A flaw in Log4j, a Java library for logging error messages in applications, is the most high-profile security vulnerability on the internet right now and comes with a severity score of 10 out of 10. Part of the challenge will be identifying software harboring the Log4j vulnerability.
Vendors with popular products still vulnerable include Atlassian, Amazon, Microsoft Azure, Cisco, Commvault, ESRI, Exact, Fortinet, JetBrains, Nelson, Nutanix, OpenMRS, Oracle, Red Hat, Splunk, Soft, and VMware.
Microsoft has released its set of indicators of compromise and guidance for preventing attacks on Log4j vulnerability. Examples of the post-exploitation of the flaw that Microsoft has seen include installing coin miners, Cobalt Strike to enable credential theft and lateral movement, and exfiltrating data from compromised systems.
It is used in enterprise software applications, including those custom applications developed in-house by businesses, and forms part of many cloud computing services.
Any device exposed to the internet is at risk if it’s running Apache Log4J. The vulnerability can be exploited reliably and without authentication.
What do do to mitigate the attack?

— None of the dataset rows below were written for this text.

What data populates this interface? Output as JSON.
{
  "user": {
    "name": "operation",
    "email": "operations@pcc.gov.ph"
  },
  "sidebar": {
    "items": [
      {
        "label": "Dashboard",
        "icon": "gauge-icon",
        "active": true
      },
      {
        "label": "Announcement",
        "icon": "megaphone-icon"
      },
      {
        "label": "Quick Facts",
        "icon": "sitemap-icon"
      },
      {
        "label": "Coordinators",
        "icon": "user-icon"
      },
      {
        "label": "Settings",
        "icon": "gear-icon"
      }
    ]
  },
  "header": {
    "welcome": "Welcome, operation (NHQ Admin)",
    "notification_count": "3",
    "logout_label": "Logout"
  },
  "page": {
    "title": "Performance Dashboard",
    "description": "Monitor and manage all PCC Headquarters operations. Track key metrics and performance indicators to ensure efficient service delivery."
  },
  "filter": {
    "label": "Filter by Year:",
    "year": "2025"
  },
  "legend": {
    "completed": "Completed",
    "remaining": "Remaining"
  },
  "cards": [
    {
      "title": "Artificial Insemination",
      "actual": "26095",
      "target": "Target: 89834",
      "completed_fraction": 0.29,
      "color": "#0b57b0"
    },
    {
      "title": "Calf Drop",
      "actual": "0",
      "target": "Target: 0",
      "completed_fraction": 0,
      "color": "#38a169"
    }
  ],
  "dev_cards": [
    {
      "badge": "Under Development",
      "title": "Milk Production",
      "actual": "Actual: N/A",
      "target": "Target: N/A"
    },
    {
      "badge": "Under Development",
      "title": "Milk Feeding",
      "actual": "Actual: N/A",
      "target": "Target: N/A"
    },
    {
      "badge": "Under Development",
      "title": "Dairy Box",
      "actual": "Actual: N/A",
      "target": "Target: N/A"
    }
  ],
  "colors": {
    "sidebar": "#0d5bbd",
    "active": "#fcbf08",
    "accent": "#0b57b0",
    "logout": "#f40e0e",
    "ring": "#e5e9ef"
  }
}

Identify devices running software harboring the Log4j vulnerability and upgrade.
Update and apply the appropriate patches provided by vendors.
Set up alerts for probes or attacks on devices running Log4j.
Keep Backups current
What can you do if this happens?
If you find your network has been compromised, immediately shut down.
Identify the breach and type of virus or malware present.
Identify any data possibly compromised or stolen and inform appropriate parties.
Rebuild the network from a known clean backup
Liam Tung, ZD Net
Log4j zero-day flaw: What you need to know and how to protect yourself | ZDNet